Each line of the data below must be given again exactly as written.

> [EXTRACTED ENTRIES]
__________
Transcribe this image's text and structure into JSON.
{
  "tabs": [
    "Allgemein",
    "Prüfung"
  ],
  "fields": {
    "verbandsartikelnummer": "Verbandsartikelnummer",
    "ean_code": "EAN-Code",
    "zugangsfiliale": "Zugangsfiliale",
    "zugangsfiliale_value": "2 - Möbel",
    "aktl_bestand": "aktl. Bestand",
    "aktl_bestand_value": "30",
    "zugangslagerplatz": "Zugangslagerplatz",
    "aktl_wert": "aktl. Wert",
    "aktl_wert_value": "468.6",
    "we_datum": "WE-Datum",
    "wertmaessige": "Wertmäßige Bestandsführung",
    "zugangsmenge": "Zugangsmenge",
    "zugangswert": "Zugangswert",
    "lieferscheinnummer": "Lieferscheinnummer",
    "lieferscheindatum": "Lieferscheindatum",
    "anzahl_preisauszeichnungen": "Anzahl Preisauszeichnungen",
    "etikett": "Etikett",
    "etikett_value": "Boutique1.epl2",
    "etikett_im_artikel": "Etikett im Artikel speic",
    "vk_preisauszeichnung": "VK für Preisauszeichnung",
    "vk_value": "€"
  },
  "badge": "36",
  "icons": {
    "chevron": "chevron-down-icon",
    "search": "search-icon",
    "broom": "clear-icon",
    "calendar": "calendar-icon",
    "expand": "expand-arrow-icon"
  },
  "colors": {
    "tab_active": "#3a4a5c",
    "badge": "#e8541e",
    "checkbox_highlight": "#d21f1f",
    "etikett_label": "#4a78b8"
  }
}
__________
> [EXERCISE RESPONSE]
Transcribe this image's text and structure into JSON.
{
  "tabs": [
    "Allgemein",
    "Prüfung"
  ],
  "fields": {
    "verbandsartikelnummer": "Verbandsartikelnummer",
    "ean_code": "EAN-Code",
    "zugangsfiliale": "Zugangsfiliale",
    "zugangsfiliale_value": "2 - Möbel",
    "aktl_bestand": "aktl. Bestand",
    "aktl_bestand_value": "30",
    "zugangslagerplatz": "Zugangslagerplatz",
    "aktl_wert": "aktl. Wert",
    "aktl_wert_value": "468.6",
    "we_datum": "WE-Datum",
    "wertmaessige": "Wertmäßige Bestandsführung",
    "zugangsmenge": "Zugangsmenge",
    "zugangswert": "Zugangswert",
    "lieferscheinnummer": "Lieferscheinnummer",
    "lieferscheindatum": "Lieferscheindatum",
    "anzahl_preisauszeichnungen": "Anzahl Preisauszeichnungen",
    "etikett": "Etikett",
    "etikett_value": "Boutique1.epl2",
    "etikett_im_artikel": "Etikett im Artikel speic",
    "vk_preisauszeichnung": "VK für Preisauszeichnung",
    "vk_value": "€"
  },
  "badge": "36",
  "icons": {
    "chevron": "chevron-down-icon",
    "search": "search-icon",
    "broom": "clear-icon",
    "calendar": "calendar-icon",
    "expand": "expand-arrow-icon"
  },
  "colors": {
    "tab_active": "#3a4a5c",
    "badge": "#e8541e",
    "checkbox_highlight": "#d21f1f",
    "etikett_label": "#4a78b8"
  }
}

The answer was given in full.